The Renault-Nissan Alliance is installing 90 new charge spots for electric vehicles in and around Paris for the COP21 global summit on climate change.
The installation is being done in partnership with French energy provider EDF, Schneider Electric, Aéroports de Paris, Paris City Council and SNCF, France’s national railway company.
The charging stations, several of which will be donated by Schneider Electric, will refuel 200 EVs serving as VIP shuttles for negotiators, delegates and media attending the conference. More than 20,000 U.N. participants from 195 countries are expected to attend the 21st annual Conference of Parties (known as COP21), from Nov. 30 to Dec. 11.
“COP21 is a call to action to reduce the impact of climate change–including global warming resulting from personal transportation,” said Renault-Nissan Chairman and CEO Carlos Ghosn. “Electric vehicles are the only existing, practical and affordable transportation solution to our planet’s environmental challenges – and they are available today. Expanding the EV infrastructure is mandatory for any city or state that’s serious about environmental stewardship.”
The quick and standard EV charging stations will use renewable and extremely low-carbon electricity from EDF, enabling the Renault-Nissan fleet to cover more than 400,000 km in two weeks. The quick charging stations will recharge EVs from 0 to 80% capacity in about 30 minutes.
EVs consume any form of electricity used in the power grid, including hydropower, solar and wind energy. As countries reduce dependence on fossil fuels and increase reliance on renewable resources, EVs become even greener.
Small carbon footprint
The COP21 charging stations in the Paris region will use electricity with a small carbon footprint. The French power grid distributes electricity with a very low average of CO2 emissions per kWh: less than 40 g in 2014, compared to the European average of 325 g of CO2 emissions per kWh. Renewable energy accounted for about 19% of France’s electricity last year.
“EDF supports the development of electric mobility, which is a cornerstone of countries’ efforts to minimize urban pollution. EDF produces extremely low-carbon electricity in France, which enables a significant reduction in greenhouse gas emissions and thus reinforces the favorable ecological footprint of this new generation of transport,” said EDF Chairman and CEO Jean-Bernard Levy.

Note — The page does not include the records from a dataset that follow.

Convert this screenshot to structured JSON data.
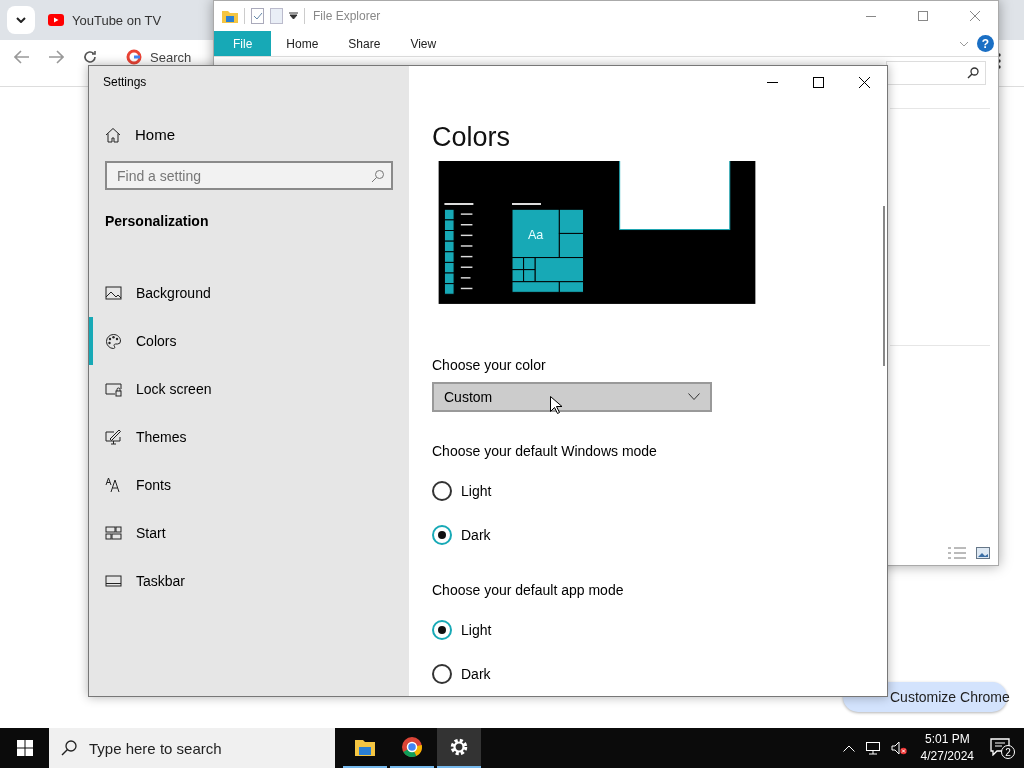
{
  "browser": {
    "tab_title": "YouTube on TV",
    "omnibox_text": "Search",
    "customize_button": "Customize Chrome"
  },
  "file_explorer": {
    "title": "File Explorer",
    "help": "?",
    "ribbon_tabs": [
      {
        "label": "File",
        "selected": true
      },
      {
        "label": "Home",
        "selected": false
      },
      {
        "label": "Share",
        "selected": false
      },
      {
        "label": "View",
        "selected": false
      }
    ]
  },
  "settings": {
    "title": "Settings",
    "home": "Home",
    "search": {
      "placeholder": "Find a setting"
    },
    "section": "Personalization",
    "nav": [
      {
        "label": "Background",
        "kind": "background",
        "selected": false
      },
      {
        "label": "Colors",
        "kind": "colors",
        "selected": true
      },
      {
        "label": "Lock screen",
        "kind": "lock",
        "selected": false
      },
      {
        "label": "Themes",
        "kind": "themes",
        "selected": false
      },
      {
        "label": "Fonts",
        "kind": "fonts",
        "selected": false
      },
      {
        "label": "Start",
        "kind": "start",
        "selected": false
      },
      {
        "label": "Taskbar",
        "kind": "taskbar",
        "selected": false
      }
    ],
    "page_title": "Colors",
    "preview": {
      "tile_text": "Aa"
    },
    "color_choice": {
      "label": "Choose your color",
      "value": "Custom"
    },
    "windows_mode": {
      "label": "Choose your default Windows mode",
      "options": [
        {
          "label": "Light",
          "selected": false
        },
        {
          "label": "Dark",
          "selected": true
        }
      ]
    },
    "app_mode": {
      "label": "Choose your default app mode",
      "options": [
        {
          "label": "Light",
          "selected": true
        },
        {
          "label": "Dark",
          "selected": false
        }
      ]
    }
  },
  "taskbar": {
    "search_placeholder": "Type here to search",
    "apps": [
      {
        "kind": "explorer",
        "selected": false
      },
      {
        "kind": "chrome",
        "selected": false
      },
      {
        "kind": "settings",
        "selected": true
      }
    ],
    "time": "5:01 PM",
    "date": "4/27/2024",
    "notification_count": "2"
  }
}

In addition, EDF is offsetting the remaining CO2 emissions through carbon credits generated by projects certified by the United Nations. That means the Renault-Nissan EV fleet will use electricity considered fully “decarbonized.”
Fourteen of the 27 quick chargers installed will remain after the climate change conference and will be available for the public to use. These include two at Charles de Gaulle Airport, two on the Paris périphérique highway and one at Orly Airport.
France already has about 10,000 quick and standard charging spots. In the Paris region alone, there are more than 4,000 spots, making Paris one of the most “plugged in” cities in Europe.